For people who have cancer, have a family member with cancer, or have lost a loved one to cancer, the holidays can be a tough time to endure. The season is often portrayed as a joyous time full of love and celebration. But how can someone celebrate if they are grieving what may be one of the darkest times in their life?
Gabriela E. Gutierrez, PhD, LMFT, a Loma Linda University Cancer Center clinical oncology therapist, visits with patients undergoing treatment for cancer and their families during the holidays and knows firsthand that the holidays can be burdensome. She collaborates with patients and their families in order to co-create a plan that encourages coping with the illness experience together and as a whole.
“Patients often come to me feeling guilty for not feeling like they can enjoy the holidays, or they don’t know how to,” Gutierrez says. “There is also immense pressure for families to seem like a ‘happy family’ due to societal narratives of the holidays. However, I work with my clients to learn to see the season in a new way, which allows them compassion, patience and empowerment during this tough time.”
In addition to feeling the need to be joyous, patients may also be fearful of gathering with family members during the holidays as some family members, although well intended, may centralize conversation around the illness, which can inadvertently further isolate someone in their experience.
To help you or a loved one cope during this time, Gutierrez has these five tips.
- Do not totalize. When cancer hits a member of the family, it is easy to allow the disease to consume conversations that may steal joyous moments. It is important to create boundaries around conversations about the disease so that it is not taking up entire conversations with loved ones during holiday visits. Gutierrez suggests telling a loved one that you appreciate their concern but to not focus on the disease.

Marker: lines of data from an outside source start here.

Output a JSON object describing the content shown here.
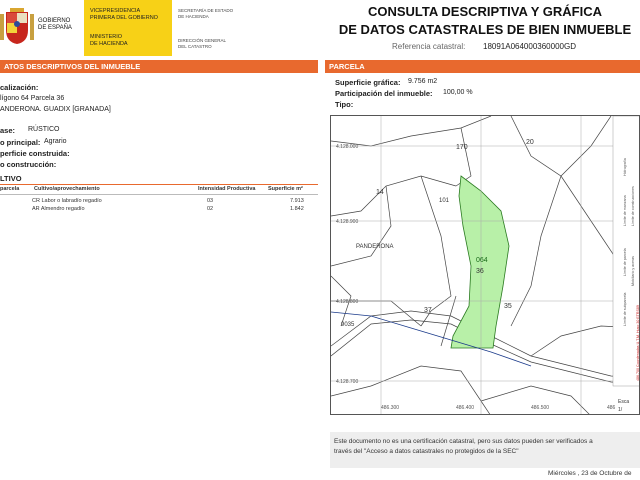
{
  "header": {
    "gov_line1": "GOBIERNO",
    "gov_line2": "DE ESPAÑA",
    "vp_line1": "VICEPRESIDENCIA",
    "vp_line2": "PRIMERA DEL GOBIERNO",
    "min_line1": "MINISTERIO",
    "min_line2": "DE HACIENDA",
    "sec_line1": "SECRETARÍA DE ESTADO",
    "sec_line2": "DE HACIENDA",
    "dir_line1": "DIRECCIÓN GENERAL",
    "dir_line2": "DEL CATASTRO",
    "title_line1": "CONSULTA DESCRIPTIVA Y GRÁFICA",
    "title_line2": "DE DATOS CATASTRALES DE BIEN INMUEBLE",
    "refcat_label": "Referencia catastral:",
    "refcat_value": "18091A064000360000GD"
  },
  "left": {
    "bar_title": "ATOS DESCRIPTIVOS DEL INMUEBLE",
    "loc_label": "calización:",
    "loc_line1": "lígono 64 Parcela 36",
    "loc_line2": "ANDERONA. GUADIX [GRANADA]",
    "clase_label": "ase:",
    "clase_value": "RÚSTICO",
    "uso_label": "o principal:",
    "uso_value": "Agrario",
    "sup_label": "perficie construida:",
    "anio_label": "o construcción:",
    "cultivo_title": "LTIVO",
    "table_headers": [
      "parcela",
      "Cultivo/aprovechamiento",
      "Intensidad Productiva",
      "Superficie m²"
    ],
    "rows": [
      {
        "cultivo": "CR Labor o labradío regadío",
        "intensidad": "03",
        "superficie": "7.913"
      },
      {
        "cultivo": "AR Almendro regadío",
        "intensidad": "02",
        "superficie": "1.842"
      }
    ]
  },
  "right": {
    "bar_title": "PARCELA",
    "sup_label": "Superficie gráfica:",
    "sup_value": "9.756 m2",
    "part_label": "Participación del inmueble:",
    "part_value": "100,00 %",
    "tipo_label": "Tipo:"
  },
  "map": {
    "labels": {
      "y1": "4.128.000",
      "y2": "4.128.900",
      "y3": "4.128.800",
      "y4": "4.128.700",
      "p170": "170",
      "p20": "20",
      "p14": "14",
      "p101": "101",
      "place": "PANDERONA",
      "p064": "064",
      "p36": "36",
      "p37": "37",
      "p35": "35",
      "p9035": "9035",
      "x1": "486.300",
      "x2": "486.400",
      "x3": "486.500",
      "x4": "486",
      "esc": "Esca",
      "esc2": "1/"
    },
    "parcel_color": "#b8f0a8"
  },
  "legend": {
    "l1": "Hidrografía",
    "l2": "Límite de manzana",
    "l3": "Límite de parcela",
    "l4": "Límite de subparcela",
    "l5": "Límite de construcciones",
    "l6": "Mobiliario y aceras",
    "coords": "486.700 Coordenadas U.T.M. Huso 30 ETRS89"
  },
  "footer": {
    "note_line1": "Este documento no es una certificación catastral, pero sus datos pueden ser verificados a",
    "note_line2": "través del \"Acceso a datos catastrales no protegidos de la SEC\"",
    "date": "Miércoles , 23 de Octubre de"
  }
}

- Fight cancer with togetherness. Cancer can cause new limitations for patients that may make them feel as if there are precious things in life that are taken away. However, Gutierrez says she encourages patients to remember that cancer cannot take away togetherness, love, connection, humor and more. She says to allow loved ones to join their fight against cancer by making joyful moments like baking cookies with children, playing a new game, or engage in an activity that creates communion. For children, creating new routines and traditions can exemplify strength and connection despite illness. Children often feel they are playing an active role in fighting illness through these activities.
- Let grieving take its course. If a loved one passed soon before the holidays or around the holidays, allow yourself to grieve. Gutierrez says grieving is a process that is not “one size fits all,” and you may find yourself grieving around the holidays each year. If a patient is grieving the current condition, do not force them to be positive, Gutierrez says. Allowing patients or family members to express sadness or worry often helps someone feel supported, less overwhelmed and proactive about getting better. It also provides a sense of safety and community if we are able to feel allowed to talk about our fears.
- Allow for role shift. As the patient, you may be head of household or the person who is in charge of certain traditions. Gutierrez advises patients to acknowledge new limitations and start new traditions by allowing others to take on those roles. This can relieve pressure on a patient who may feel they need to be that designated person but aren’t able to.
- Create safe spaces and times. Allow yourself to have a “break” from cancer by creating safe spaces and times where the disease is not discussed. Gutierrez says it’s okay to put boundaries around certain times of day, days of the week or rooms in a house where cancer is not allowed to be the primary topic of focus. She wants patients to remember all the other parts of who they are, not what they have — their illness does not define them.
Applying some of these methods may not be so easy without the support of a therapist who understands your journey. If you are interested in therapy services, Loma Linda University Cancer Center can connect you with a partner in your care. To schedule an appointment, call 1-800-78-CANCER (1-800-782-2623).